[Start of Attachment]
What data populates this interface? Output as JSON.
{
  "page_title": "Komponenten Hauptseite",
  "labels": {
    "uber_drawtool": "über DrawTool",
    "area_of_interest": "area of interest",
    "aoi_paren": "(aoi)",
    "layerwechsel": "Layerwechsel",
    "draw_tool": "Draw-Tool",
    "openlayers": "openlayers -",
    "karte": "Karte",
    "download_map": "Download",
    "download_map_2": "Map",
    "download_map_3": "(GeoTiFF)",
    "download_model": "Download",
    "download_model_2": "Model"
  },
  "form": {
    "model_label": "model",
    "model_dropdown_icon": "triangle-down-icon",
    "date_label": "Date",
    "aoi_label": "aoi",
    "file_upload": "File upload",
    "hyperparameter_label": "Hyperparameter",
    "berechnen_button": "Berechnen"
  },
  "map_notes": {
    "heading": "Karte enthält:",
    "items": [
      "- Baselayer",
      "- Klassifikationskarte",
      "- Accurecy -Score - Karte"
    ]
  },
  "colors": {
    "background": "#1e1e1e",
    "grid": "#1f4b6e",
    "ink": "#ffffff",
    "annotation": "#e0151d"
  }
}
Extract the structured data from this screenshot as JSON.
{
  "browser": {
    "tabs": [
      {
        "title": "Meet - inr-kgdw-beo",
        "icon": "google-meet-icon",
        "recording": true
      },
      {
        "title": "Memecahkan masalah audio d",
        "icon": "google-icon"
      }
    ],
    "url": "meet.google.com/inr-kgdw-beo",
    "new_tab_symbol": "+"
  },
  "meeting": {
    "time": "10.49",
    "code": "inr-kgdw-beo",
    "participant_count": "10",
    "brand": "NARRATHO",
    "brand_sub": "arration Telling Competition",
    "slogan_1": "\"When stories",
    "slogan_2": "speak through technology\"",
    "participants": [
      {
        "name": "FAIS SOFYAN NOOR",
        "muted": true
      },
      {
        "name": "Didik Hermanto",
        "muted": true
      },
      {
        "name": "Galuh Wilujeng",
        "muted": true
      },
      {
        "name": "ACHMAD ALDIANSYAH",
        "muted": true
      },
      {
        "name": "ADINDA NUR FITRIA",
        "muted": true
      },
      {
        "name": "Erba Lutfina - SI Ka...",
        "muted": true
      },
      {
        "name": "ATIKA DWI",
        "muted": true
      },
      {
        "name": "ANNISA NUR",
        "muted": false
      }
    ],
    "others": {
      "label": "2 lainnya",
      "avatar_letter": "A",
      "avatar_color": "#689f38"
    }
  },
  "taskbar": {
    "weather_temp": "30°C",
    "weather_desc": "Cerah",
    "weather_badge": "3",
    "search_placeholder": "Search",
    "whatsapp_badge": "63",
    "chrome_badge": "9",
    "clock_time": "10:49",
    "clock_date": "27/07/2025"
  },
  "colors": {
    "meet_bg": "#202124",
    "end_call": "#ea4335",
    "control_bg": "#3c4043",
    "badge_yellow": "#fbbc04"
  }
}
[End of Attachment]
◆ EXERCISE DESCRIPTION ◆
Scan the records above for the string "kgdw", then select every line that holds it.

◆ ANSWER SPACE ◆
        "title": "Meet - inr-kgdw-beo",
    "url": "meet.google.com/inr-kgdw-beo",
    "code": "inr-kgdw-beo",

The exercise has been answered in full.